A motion for summary judgment is a type of dispositive motion. Rule 56 of Federal Rules of Civil Procedure explains that summary judgment procedure is a method for promptly disposing of actions in which there is no genuine issue as to any material fact. Summary judgment motions must be filed in accordance with specific rules relating to the content and quality of the information presented to the judge.
In most jurisdictions a two-part standard must be satisfied for summary judgment to be granted such as:
- Any genuine issue of material fact cannot be in dispute between the parties, and
- the moving party must be entitled to judgment.
Most motions for summary judgment will require:
- page limits on submissions by counsel;
- an instruction to state disputed issues of fact;
- an instruction to state whether there is a governing case;
- an instruction that all summary judgment motions be accompanied by electronic versions including full pinpoint citations and complete deposition and affidavit excerpts;
- an instruction that all exhibits submitted conform to specific physical characteristics;
- an instruction that citations to deposition or affidavit testimony must include the appropriate page or paragraph numbers and that references to other documents or materials must include pinpoint citations.
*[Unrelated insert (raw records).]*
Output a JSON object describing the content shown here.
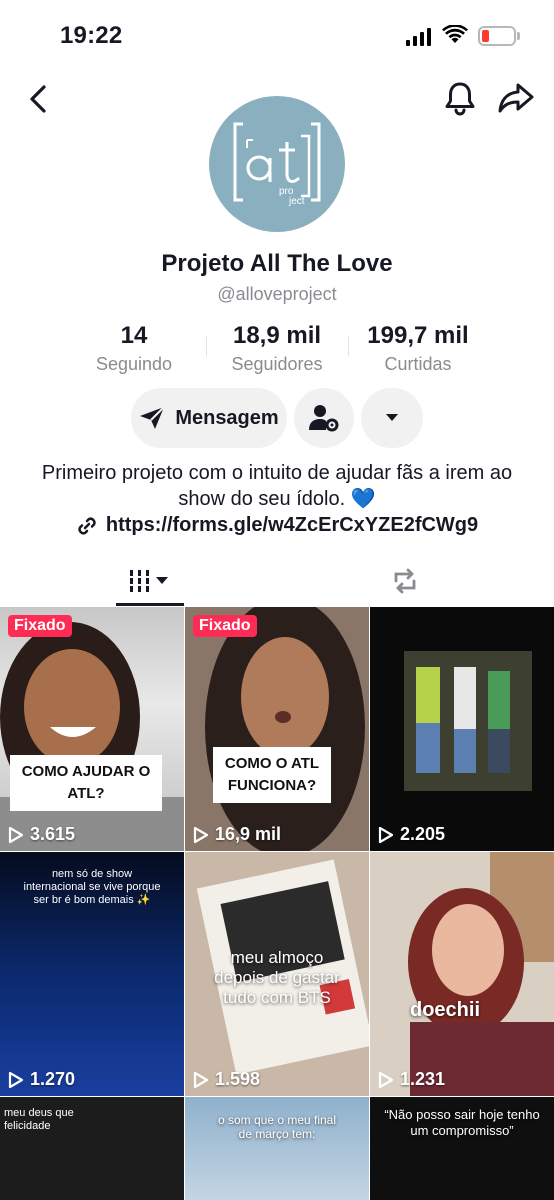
{
  "status_bar": {
    "time": "19:22"
  },
  "profile": {
    "display_name": "Projeto All The Love",
    "username": "@alloveproject",
    "avatar_text": "ATL project",
    "stats": [
      {
        "value": "14",
        "label": "Seguindo"
      },
      {
        "value": "18,9 mil",
        "label": "Seguidores"
      },
      {
        "value": "199,7 mil",
        "label": "Curtidas"
      }
    ],
    "message_label": "Mensagem",
    "bio": "Primeiro projeto com o intuito de ajudar fãs a irem ao show do seu ídolo. 💙",
    "link": "https://forms.gle/w4ZcErCxYZE2fCWg9"
  },
  "videos": [
    {
      "pinned_label": "Fixado",
      "views": "3.615",
      "caption": "COMO AJUDAR O ATL?"
    },
    {
      "pinned_label": "Fixado",
      "views": "16,9 mil",
      "caption": "COMO O ATL FUNCIONA?"
    },
    {
      "views": "2.205"
    },
    {
      "views": "1.270",
      "caption": "nem só de show internacional se vive porque ser br é bom demais ✨"
    },
    {
      "views": "1.598",
      "caption": "meu almoço depois de gastar tudo com BTS"
    },
    {
      "views": "1.231",
      "caption": "doechii"
    },
    {
      "caption": "meu deus que felicidade"
    },
    {
      "caption": "o som que o meu final de março tem:"
    },
    {
      "caption": "“Não posso sair hoje tenho um compromisso”"
    }
  ],
  "colors": {
    "accent": "#fe2c55",
    "avatar_bg": "#8ab0bf",
    "link_heart": "#3a8ee6"
  }
}
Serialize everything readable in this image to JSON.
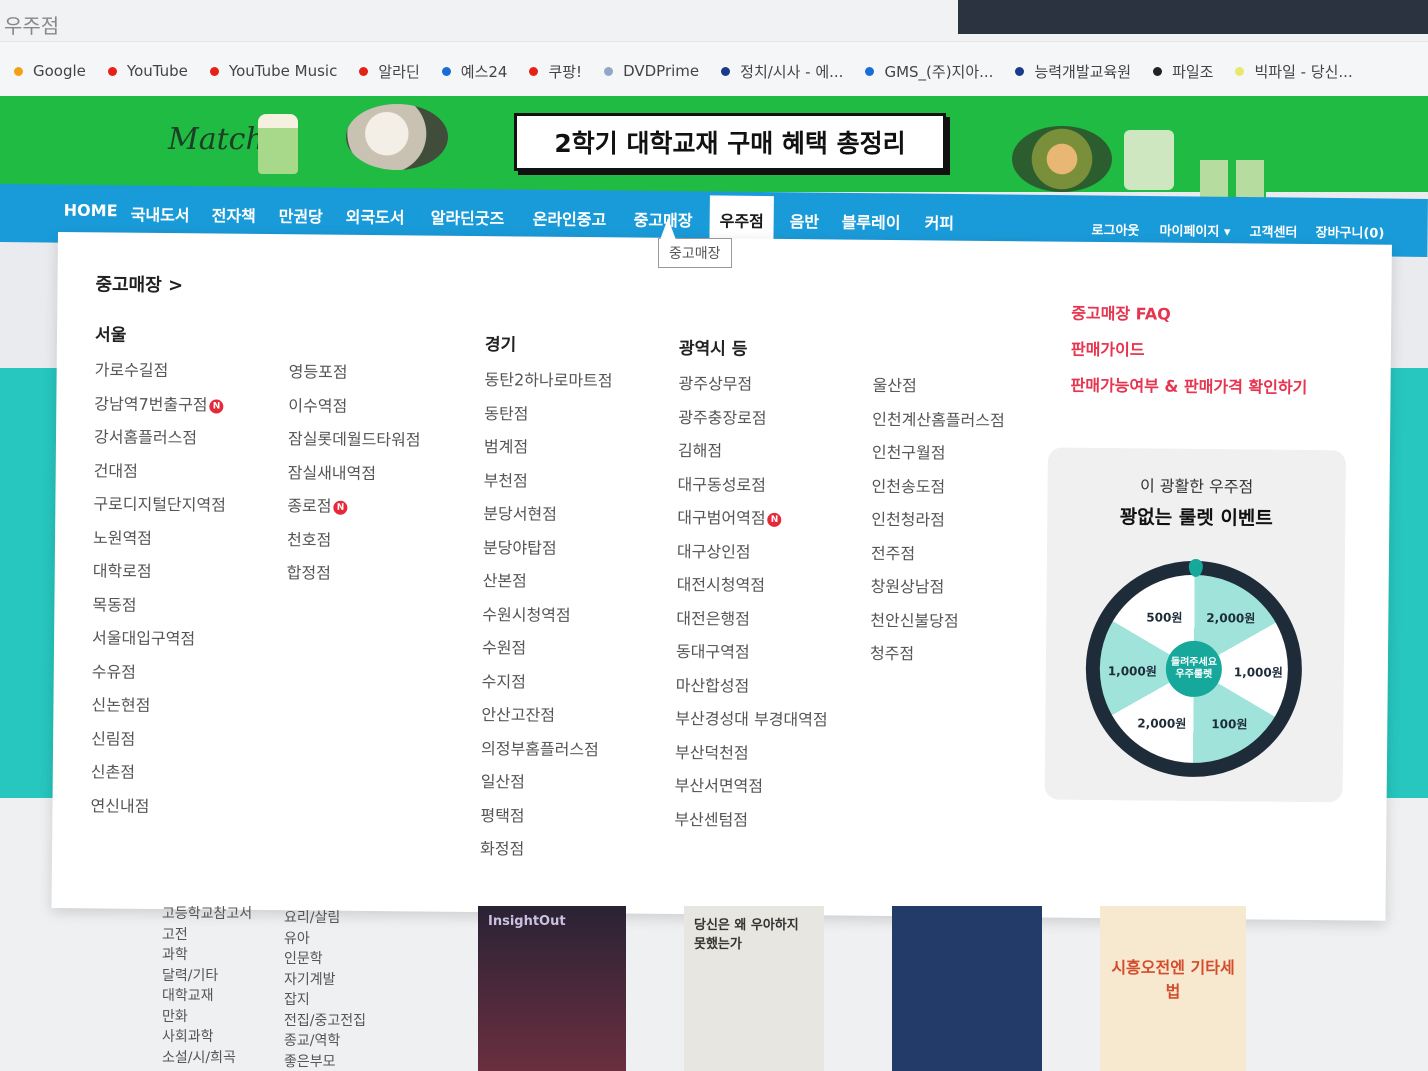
{
  "browser": {
    "tab_title": "우주점",
    "bookmarks": [
      {
        "label": "Google",
        "color": "#f4a017"
      },
      {
        "label": "YouTube",
        "color": "#e62117"
      },
      {
        "label": "YouTube Music",
        "color": "#e62117"
      },
      {
        "label": "알라딘",
        "color": "#e62117"
      },
      {
        "label": "예스24",
        "color": "#1a6cd6"
      },
      {
        "label": "쿠팡!",
        "color": "#e62117"
      },
      {
        "label": "DVDPrime",
        "color": "#8fa8c8"
      },
      {
        "label": "정치/시사 - 에...",
        "color": "#1a3a8a"
      },
      {
        "label": "GMS_(주)지아...",
        "color": "#1a6cd6"
      },
      {
        "label": "능력개발교육원",
        "color": "#1a3a8a"
      },
      {
        "label": "파일조",
        "color": "#222222"
      },
      {
        "label": "빅파일 - 당신...",
        "color": "#e8e86a"
      }
    ]
  },
  "banner": {
    "logo_text": "Matcha",
    "headline": "2학기 대학교재 구매 혜택 총정리"
  },
  "nav": {
    "items": [
      {
        "label": "HOME"
      },
      {
        "label": "국내도서"
      },
      {
        "label": "전자책"
      },
      {
        "label": "만권당"
      },
      {
        "label": "외국도서"
      },
      {
        "label": "알라딘굿즈"
      },
      {
        "label": "온라인중고"
      },
      {
        "label": "중고매장"
      },
      {
        "label": "우주점"
      },
      {
        "label": "음반"
      },
      {
        "label": "블루레이"
      },
      {
        "label": "커피"
      }
    ],
    "active": "우주점",
    "right": [
      {
        "label": "로그아웃"
      },
      {
        "label": "마이페이지 ▾"
      },
      {
        "label": "고객센터"
      },
      {
        "label": "장바구니(0)"
      }
    ],
    "tooltip": "중고매장"
  },
  "dropdown": {
    "title": "중고매장 >",
    "seoul": {
      "heading": "서울",
      "col1": [
        "가로수길점",
        "강남역7번출구점",
        "강서홈플러스점",
        "건대점",
        "구로디지털단지역점",
        "노원역점",
        "대학로점",
        "목동점",
        "서울대입구역점",
        "수유점",
        "신논현점",
        "신림점",
        "신촌점",
        "연신내점"
      ],
      "col2": [
        "영등포점",
        "이수역점",
        "잠실롯데월드타워점",
        "잠실새내역점",
        "종로점",
        "천호점",
        "합정점"
      ]
    },
    "gyeonggi": {
      "heading": "경기",
      "items": [
        "동탄2하나로마트점",
        "동탄점",
        "범계점",
        "부천점",
        "분당서현점",
        "분당야탑점",
        "산본점",
        "수원시청역점",
        "수원점",
        "수지점",
        "안산고잔점",
        "의정부홈플러스점",
        "일산점",
        "평택점",
        "화정점"
      ]
    },
    "metro": {
      "heading": "광역시 등",
      "col1": [
        "광주상무점",
        "광주충장로점",
        "김해점",
        "대구동성로점",
        "대구범어역점",
        "대구상인점",
        "대전시청역점",
        "대전은행점",
        "동대구역점",
        "마산합성점",
        "부산경성대 부경대역점",
        "부산덕천점",
        "부산서면역점",
        "부산센텀점"
      ],
      "col2": [
        "울산점",
        "인천계산홈플러스점",
        "인천구월점",
        "인천송도점",
        "인천청라점",
        "전주점",
        "창원상남점",
        "천안신불당점",
        "청주점"
      ]
    },
    "new_badge_text": "N",
    "links": [
      {
        "label": "중고매장 FAQ"
      },
      {
        "label": "판매가이드"
      },
      {
        "label": "판매가능여부 & 판매가격 확인하기"
      }
    ],
    "event": {
      "subtitle": "이 광활한 우주점",
      "title": "꽝없는 룰렛 이벤트",
      "hub_label": "돌려주세요 우주룰렛",
      "segments": [
        "500원",
        "2,000원",
        "1,000원",
        "1,000원",
        "2,000원",
        "100원"
      ]
    }
  },
  "below": {
    "categories_col1": [
      "고등학교참고서",
      "고전",
      "과학",
      "달력/기타",
      "대학교재",
      "만화",
      "사회과학",
      "소설/시/희곡"
    ],
    "categories_col2": [
      "요리/살림",
      "유아",
      "인문학",
      "자기계발",
      "잡지",
      "전집/중고전집",
      "종교/역학",
      "좋은부모"
    ],
    "books": [
      {
        "title": "InsightOut"
      },
      {
        "title": "당신은 왜 우아하지 못했는가"
      },
      {
        "title": ""
      },
      {
        "title": "시흥오전엔 기타세법"
      }
    ]
  }
}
Generally, a judge issues a tentative ruling on the submitted pleadings. The counsel will be offered an opportunity to respond in a later oral argument. Prior to a decision, the judge may grant requests for argument in a preargument order specifying points for discussion.